=== Exercise brief ===
Using the entries that follow, count the lines containing the word "structured" and give that number by itself.

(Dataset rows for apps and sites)
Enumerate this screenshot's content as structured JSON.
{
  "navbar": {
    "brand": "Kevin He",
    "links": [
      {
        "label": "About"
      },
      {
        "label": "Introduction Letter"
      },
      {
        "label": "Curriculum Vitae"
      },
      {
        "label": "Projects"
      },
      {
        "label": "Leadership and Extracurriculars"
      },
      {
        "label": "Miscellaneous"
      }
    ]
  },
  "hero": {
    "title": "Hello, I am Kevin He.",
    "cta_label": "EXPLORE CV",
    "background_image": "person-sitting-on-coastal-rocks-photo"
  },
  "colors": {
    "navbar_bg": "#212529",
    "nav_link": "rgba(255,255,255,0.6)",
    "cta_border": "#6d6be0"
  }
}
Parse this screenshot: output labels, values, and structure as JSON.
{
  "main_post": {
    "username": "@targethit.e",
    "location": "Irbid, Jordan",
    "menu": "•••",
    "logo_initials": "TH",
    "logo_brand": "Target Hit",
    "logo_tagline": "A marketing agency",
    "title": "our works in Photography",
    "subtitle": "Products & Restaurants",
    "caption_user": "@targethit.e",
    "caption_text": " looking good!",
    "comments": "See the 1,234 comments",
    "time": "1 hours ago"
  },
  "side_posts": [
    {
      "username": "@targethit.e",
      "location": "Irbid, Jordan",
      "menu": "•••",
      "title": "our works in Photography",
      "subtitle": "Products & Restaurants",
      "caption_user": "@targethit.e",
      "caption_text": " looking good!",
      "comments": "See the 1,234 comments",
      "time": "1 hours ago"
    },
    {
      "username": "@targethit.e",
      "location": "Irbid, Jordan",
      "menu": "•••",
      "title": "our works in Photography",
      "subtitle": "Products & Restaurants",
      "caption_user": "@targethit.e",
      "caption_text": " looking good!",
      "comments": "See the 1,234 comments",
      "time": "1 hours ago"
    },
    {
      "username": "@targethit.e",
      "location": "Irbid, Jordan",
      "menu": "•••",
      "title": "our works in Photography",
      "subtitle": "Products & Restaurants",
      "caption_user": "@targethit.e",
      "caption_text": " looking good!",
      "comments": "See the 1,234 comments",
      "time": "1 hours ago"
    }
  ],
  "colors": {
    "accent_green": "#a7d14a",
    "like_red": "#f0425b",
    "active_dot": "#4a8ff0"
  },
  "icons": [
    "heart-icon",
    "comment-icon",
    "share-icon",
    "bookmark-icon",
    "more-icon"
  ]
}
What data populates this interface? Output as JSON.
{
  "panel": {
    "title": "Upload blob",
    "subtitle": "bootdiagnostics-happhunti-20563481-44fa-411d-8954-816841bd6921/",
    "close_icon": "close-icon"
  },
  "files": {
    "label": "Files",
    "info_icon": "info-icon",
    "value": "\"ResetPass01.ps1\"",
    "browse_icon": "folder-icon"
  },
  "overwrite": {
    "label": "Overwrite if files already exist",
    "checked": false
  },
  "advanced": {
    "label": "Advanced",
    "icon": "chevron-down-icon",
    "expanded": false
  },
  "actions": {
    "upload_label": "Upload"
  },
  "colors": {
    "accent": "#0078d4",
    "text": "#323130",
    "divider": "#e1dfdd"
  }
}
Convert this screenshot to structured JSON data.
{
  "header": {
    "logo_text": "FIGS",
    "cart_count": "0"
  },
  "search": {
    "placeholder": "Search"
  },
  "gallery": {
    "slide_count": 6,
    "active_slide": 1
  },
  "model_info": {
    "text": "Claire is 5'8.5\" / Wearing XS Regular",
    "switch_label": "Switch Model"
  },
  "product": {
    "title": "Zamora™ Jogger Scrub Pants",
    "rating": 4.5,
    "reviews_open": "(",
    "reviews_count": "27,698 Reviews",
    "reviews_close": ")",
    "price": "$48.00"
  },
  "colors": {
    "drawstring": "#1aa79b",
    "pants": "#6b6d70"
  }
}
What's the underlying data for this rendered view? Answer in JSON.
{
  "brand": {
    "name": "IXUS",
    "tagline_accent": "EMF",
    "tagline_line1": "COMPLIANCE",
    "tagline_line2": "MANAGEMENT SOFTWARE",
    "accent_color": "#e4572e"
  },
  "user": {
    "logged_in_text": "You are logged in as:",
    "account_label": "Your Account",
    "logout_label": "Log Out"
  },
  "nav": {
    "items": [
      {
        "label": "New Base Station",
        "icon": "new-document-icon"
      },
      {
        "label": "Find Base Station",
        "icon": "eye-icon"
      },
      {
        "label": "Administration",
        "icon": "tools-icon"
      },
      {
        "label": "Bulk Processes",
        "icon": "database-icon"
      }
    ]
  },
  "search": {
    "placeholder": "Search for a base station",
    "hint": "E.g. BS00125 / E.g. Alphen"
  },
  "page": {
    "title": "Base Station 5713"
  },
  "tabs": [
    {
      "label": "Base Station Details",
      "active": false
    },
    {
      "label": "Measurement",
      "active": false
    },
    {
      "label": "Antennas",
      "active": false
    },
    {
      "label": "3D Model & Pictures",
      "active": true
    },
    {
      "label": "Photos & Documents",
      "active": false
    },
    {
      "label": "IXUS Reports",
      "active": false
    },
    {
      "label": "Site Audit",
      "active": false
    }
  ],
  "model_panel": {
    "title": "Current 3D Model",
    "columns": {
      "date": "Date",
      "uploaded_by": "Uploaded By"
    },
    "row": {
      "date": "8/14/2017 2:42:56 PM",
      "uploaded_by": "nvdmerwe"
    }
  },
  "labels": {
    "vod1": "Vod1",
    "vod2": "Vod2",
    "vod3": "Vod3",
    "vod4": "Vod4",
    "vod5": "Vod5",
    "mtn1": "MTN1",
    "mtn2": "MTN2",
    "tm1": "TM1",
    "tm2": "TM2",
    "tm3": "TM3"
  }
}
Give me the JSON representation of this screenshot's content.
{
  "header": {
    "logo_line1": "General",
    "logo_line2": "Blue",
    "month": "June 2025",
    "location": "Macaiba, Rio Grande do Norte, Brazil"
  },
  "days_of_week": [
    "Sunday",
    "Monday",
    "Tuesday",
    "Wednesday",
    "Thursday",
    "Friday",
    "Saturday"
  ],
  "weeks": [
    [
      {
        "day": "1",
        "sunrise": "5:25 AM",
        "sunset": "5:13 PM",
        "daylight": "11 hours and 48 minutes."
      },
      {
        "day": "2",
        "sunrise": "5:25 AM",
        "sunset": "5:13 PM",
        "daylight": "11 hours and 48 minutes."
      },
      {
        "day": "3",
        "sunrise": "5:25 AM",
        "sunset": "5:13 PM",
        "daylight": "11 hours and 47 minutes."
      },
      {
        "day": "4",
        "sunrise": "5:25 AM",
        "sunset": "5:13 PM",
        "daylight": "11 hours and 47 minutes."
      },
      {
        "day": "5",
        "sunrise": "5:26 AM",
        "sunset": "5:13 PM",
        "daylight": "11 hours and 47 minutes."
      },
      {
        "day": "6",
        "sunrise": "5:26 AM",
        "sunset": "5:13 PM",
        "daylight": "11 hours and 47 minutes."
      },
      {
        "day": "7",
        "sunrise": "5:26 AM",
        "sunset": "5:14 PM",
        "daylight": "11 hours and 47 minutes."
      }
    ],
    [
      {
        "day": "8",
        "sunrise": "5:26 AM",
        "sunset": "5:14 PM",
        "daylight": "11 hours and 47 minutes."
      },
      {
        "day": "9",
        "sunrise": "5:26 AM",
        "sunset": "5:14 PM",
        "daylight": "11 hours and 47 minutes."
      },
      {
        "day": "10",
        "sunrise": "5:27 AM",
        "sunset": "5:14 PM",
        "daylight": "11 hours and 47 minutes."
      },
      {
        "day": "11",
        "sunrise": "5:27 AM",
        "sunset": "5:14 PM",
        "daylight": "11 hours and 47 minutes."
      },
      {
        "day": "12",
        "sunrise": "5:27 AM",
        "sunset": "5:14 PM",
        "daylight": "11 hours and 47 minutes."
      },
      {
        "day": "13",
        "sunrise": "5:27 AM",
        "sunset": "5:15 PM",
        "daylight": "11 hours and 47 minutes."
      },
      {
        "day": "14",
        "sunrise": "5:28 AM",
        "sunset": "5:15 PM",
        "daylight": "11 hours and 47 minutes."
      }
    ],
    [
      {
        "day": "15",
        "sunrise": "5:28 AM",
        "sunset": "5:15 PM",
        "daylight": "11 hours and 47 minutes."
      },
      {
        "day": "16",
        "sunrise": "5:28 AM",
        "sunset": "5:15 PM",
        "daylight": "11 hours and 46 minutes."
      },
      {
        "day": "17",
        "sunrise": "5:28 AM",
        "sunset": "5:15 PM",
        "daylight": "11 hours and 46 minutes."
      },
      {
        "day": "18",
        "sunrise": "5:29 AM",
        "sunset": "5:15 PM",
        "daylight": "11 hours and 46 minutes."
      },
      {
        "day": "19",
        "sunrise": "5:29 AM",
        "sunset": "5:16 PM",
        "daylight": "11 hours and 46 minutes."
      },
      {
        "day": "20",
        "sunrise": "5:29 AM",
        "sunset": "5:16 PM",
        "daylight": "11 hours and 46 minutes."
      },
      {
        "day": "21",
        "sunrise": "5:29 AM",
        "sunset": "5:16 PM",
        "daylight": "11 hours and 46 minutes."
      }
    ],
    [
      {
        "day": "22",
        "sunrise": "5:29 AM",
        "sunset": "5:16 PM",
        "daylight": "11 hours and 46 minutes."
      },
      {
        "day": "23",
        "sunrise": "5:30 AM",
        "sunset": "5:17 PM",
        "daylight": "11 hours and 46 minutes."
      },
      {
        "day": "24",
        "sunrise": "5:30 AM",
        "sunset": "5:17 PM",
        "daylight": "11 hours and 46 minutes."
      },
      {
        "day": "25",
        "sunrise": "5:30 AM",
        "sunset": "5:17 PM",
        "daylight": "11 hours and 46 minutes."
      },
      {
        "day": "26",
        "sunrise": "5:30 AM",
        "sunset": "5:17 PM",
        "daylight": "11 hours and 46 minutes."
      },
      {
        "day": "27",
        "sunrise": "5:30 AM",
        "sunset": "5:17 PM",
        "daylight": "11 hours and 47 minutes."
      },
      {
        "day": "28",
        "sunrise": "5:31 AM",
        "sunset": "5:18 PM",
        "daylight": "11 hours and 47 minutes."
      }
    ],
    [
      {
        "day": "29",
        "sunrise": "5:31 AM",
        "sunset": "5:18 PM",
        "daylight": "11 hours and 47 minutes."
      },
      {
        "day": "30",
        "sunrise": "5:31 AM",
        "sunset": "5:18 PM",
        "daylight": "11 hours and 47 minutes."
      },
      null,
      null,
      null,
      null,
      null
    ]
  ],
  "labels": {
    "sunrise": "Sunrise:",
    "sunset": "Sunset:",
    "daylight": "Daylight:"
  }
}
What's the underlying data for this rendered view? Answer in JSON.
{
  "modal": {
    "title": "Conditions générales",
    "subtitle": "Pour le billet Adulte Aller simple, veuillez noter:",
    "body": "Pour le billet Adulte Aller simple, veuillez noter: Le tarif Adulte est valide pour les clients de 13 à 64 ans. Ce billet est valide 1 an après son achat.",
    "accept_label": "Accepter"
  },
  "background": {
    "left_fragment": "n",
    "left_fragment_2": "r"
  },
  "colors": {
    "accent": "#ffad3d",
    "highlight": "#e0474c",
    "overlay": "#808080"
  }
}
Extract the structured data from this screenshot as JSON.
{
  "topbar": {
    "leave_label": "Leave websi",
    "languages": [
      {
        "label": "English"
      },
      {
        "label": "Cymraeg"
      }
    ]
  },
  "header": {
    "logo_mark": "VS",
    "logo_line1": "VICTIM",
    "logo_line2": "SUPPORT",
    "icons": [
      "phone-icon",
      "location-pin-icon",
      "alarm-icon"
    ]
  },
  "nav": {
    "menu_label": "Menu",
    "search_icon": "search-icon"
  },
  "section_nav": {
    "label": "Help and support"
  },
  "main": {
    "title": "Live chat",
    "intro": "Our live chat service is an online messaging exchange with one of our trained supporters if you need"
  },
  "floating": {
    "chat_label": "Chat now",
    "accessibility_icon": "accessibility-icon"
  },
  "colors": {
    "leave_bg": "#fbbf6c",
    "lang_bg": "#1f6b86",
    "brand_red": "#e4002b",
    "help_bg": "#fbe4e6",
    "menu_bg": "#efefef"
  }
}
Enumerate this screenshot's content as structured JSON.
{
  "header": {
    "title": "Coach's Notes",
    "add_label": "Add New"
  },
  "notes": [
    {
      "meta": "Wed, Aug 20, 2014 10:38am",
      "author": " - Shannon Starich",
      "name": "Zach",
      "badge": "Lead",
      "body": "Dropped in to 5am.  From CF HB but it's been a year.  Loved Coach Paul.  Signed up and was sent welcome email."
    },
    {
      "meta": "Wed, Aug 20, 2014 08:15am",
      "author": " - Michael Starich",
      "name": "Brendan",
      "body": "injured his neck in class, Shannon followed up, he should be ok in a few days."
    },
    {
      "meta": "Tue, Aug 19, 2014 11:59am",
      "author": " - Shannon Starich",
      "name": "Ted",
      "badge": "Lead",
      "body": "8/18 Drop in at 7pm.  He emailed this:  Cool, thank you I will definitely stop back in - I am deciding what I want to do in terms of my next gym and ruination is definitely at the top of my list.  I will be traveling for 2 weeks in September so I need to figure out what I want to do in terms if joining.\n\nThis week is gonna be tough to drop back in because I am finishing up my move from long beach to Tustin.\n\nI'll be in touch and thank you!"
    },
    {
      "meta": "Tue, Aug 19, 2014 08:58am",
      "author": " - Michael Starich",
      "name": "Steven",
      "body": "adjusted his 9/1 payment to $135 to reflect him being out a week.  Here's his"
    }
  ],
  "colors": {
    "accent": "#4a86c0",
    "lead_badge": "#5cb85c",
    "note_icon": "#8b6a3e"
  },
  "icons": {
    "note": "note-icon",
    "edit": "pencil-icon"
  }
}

=== Your response ===
4